Andrew is also the editor-in-chief of Alternatives Journal, Canada’s oldest environmental publication. Before A\J, he was an energy and resource reporter with Queen’s Park Briefing, part of the Toronto Star Media Group, and a political reporter with Queen’s Park Today.
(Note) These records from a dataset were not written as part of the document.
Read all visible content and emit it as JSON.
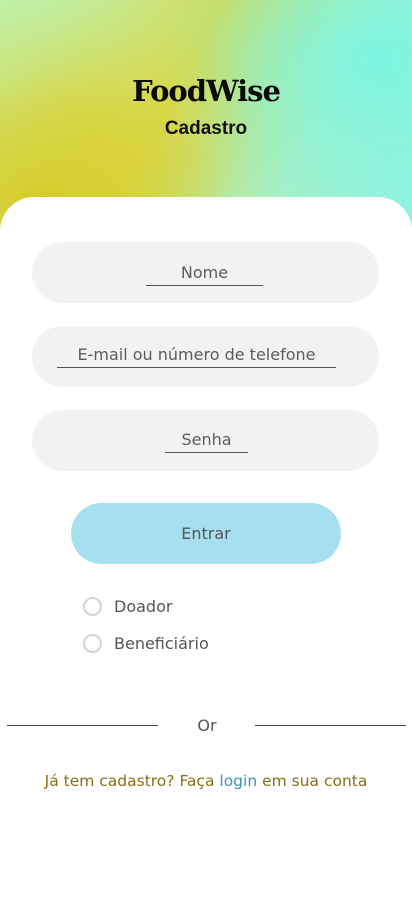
{
  "header": {
    "app_name": "FoodWise",
    "subtitle": "Cadastro"
  },
  "form": {
    "name_placeholder": "Nome",
    "contact_placeholder": "E-mail ou número de telefone",
    "password_placeholder": "Senha",
    "submit_label": "Entrar"
  },
  "role": {
    "options": [
      {
        "label": "Doador",
        "selected": false
      },
      {
        "label": "Beneficiário",
        "selected": false
      }
    ]
  },
  "divider": {
    "text": "Or"
  },
  "footer": {
    "prefix": "Já tem cadastro? Faça ",
    "link": "login",
    "suffix": " em sua conta"
  },
  "colors": {
    "button": "#a6dff0",
    "link": "#3c91b4",
    "footer_text": "#8a6d14",
    "field_bg": "#f2f2f2"
  }
}
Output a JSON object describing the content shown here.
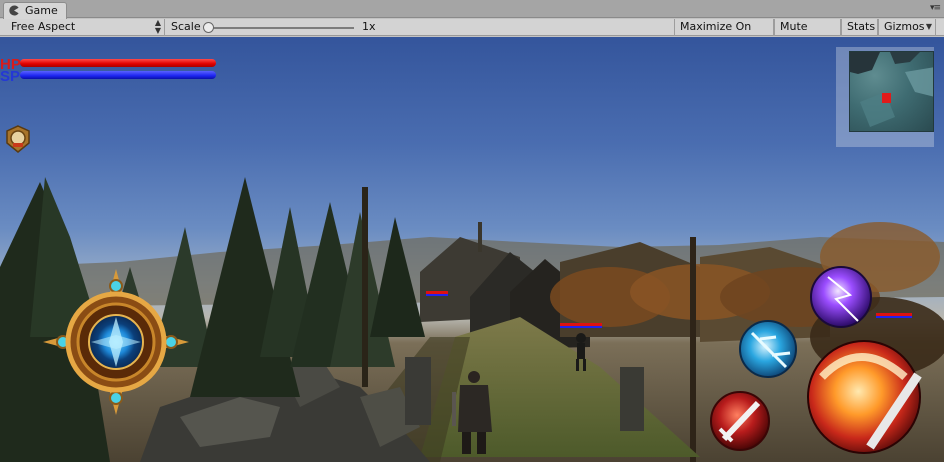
{
  "window": {
    "tab_label": "Game",
    "tab_icon": "game-pacman-icon",
    "tab_menu_icon": "more-menu-icon"
  },
  "toolbar": {
    "aspect": "Free Aspect",
    "scale_label": "Scale",
    "scale_value": "1x",
    "scale_fraction": 0.0,
    "maximize_on_play": "Maximize On Play",
    "mute_audio": "Mute Audio",
    "stats": "Stats",
    "gizmos": "Gizmos"
  },
  "hud": {
    "hp_label": "HP",
    "sp_label": "SP",
    "hp_fraction": 1.0,
    "sp_fraction": 1.0,
    "hp_color": "#e00000",
    "sp_color": "#1c24f0",
    "marker_color": "#e01b1b"
  },
  "controls": {
    "joystick_icon": "virtual-joystick-icon",
    "skill_icons": [
      "lightning-skill-icon",
      "ice-shard-skill-icon",
      "sword-slash-skill-icon",
      "fire-slash-attack-icon"
    ],
    "badge_icon": "treasure-badge-icon"
  }
}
Andrew was also the environmental columnist at This Magazine from 2015-2017 and, when called upon, is a contributing editor at the Missouri-based journal The New Territory.
In 2009, Andrew received his Masters degree in human geography from the University of Toronto and a Masters of Fine Arts in Creative Nonfiction from the University of King’s College in Halifax, Nova Scotia in 2016.
Jack Nissen, Lake Superior Contributor (Duluth)
Jack Nissen is a reporter at the Duluth News Tribune, has a Masters in Environmental Journalism from Michigan State University and is a member of the Society of Environmental Journalists.
He spent a year reporting on environmental news in the Great Lakes region during graduate school while conducting research on the coverage of the Flint Water Crisis.
He has published articles in the Detroit News, Bridge Magazine and the Minnesota Star Tribune.
Along with covering protests at Michigan State University in 2018, he’s also reported undercover at white supremacy rallies, covered political races and regional business trends and filed stories from disaster zones.
James Proffitt, Lake Erie Contributor (Marblehead)
James Proffitt was a freelance reporter for papers in Cincinnati and northern Kentucky before moving north to Marblehead, Ohio.
He worked for Gannett’s Newspaper Network of Central Ohio as a reporter and photographer for eight years and is now a frequent contributor to the Outdoor News Network.
He has work forthcoming in Lake Erie Living and Cooperative Living magazines.
Many of his news and photo features received AP awards and his verse and fiction have appeared in dozens of university and literary journals.
He writes and does videos about fishing, hunting, outdoors, conservation and all things Lake Erie, as well as its tributaries. In 2015 he published Marblehead Lighthouse on Lake Erie: Ohio’s Historic Beacon (now in its second printing) with Arcadia Press.